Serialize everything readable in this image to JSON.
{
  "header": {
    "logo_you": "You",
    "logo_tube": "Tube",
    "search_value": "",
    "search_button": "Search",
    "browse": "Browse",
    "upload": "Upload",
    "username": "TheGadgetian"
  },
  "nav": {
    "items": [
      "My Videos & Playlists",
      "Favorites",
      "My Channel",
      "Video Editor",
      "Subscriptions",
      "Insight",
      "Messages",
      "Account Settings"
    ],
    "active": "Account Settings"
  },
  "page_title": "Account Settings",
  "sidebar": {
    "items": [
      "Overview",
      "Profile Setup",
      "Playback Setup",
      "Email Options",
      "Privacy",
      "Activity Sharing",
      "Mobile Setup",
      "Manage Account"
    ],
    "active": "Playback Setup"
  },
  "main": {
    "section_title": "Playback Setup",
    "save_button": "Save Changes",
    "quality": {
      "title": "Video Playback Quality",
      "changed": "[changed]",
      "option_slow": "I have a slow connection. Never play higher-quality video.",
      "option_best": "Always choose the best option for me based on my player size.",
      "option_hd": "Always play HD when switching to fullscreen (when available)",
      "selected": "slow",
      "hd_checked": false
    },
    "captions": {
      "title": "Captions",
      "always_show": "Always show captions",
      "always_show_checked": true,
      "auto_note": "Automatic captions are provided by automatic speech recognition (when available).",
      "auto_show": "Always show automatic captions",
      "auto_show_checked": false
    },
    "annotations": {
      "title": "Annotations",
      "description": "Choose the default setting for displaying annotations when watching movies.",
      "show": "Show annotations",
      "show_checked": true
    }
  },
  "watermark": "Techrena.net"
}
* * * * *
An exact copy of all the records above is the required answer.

- [Answer box]
Serialize everything readable in this image to JSON.
{
  "header": {
    "logo_you": "You",
    "logo_tube": "Tube",
    "search_value": "",
    "search_button": "Search",
    "browse": "Browse",
    "upload": "Upload",
    "username": "TheGadgetian"
  },
  "nav": {
    "items": [
      "My Videos & Playlists",
      "Favorites",
      "My Channel",
      "Video Editor",
      "Subscriptions",
      "Insight",
      "Messages",
      "Account Settings"
    ],
    "active": "Account Settings"
  },
  "page_title": "Account Settings",
  "sidebar": {
    "items": [
      "Overview",
      "Profile Setup",
      "Playback Setup",
      "Email Options",
      "Privacy",
      "Activity Sharing",
      "Mobile Setup",
      "Manage Account"
    ],
    "active": "Playback Setup"
  },
  "main": {
    "section_title": "Playback Setup",
    "save_button": "Save Changes",
    "quality": {
      "title": "Video Playback Quality",
      "changed": "[changed]",
      "option_slow": "I have a slow connection. Never play higher-quality video.",
      "option_best": "Always choose the best option for me based on my player size.",
      "option_hd": "Always play HD when switching to fullscreen (when available)",
      "selected": "slow",
      "hd_checked": false
    },
    "captions": {
      "title": "Captions",
      "always_show": "Always show captions",
      "always_show_checked": true,
      "auto_note": "Automatic captions are provided by automatic speech recognition (when available).",
      "auto_show": "Always show automatic captions",
      "auto_show_checked": false
    },
    "annotations": {
      "title": "Annotations",
      "description": "Choose the default setting for displaying annotations when watching movies.",
      "show": "Show annotations",
      "show_checked": true
    }
  },
  "watermark": "Techrena.net"
}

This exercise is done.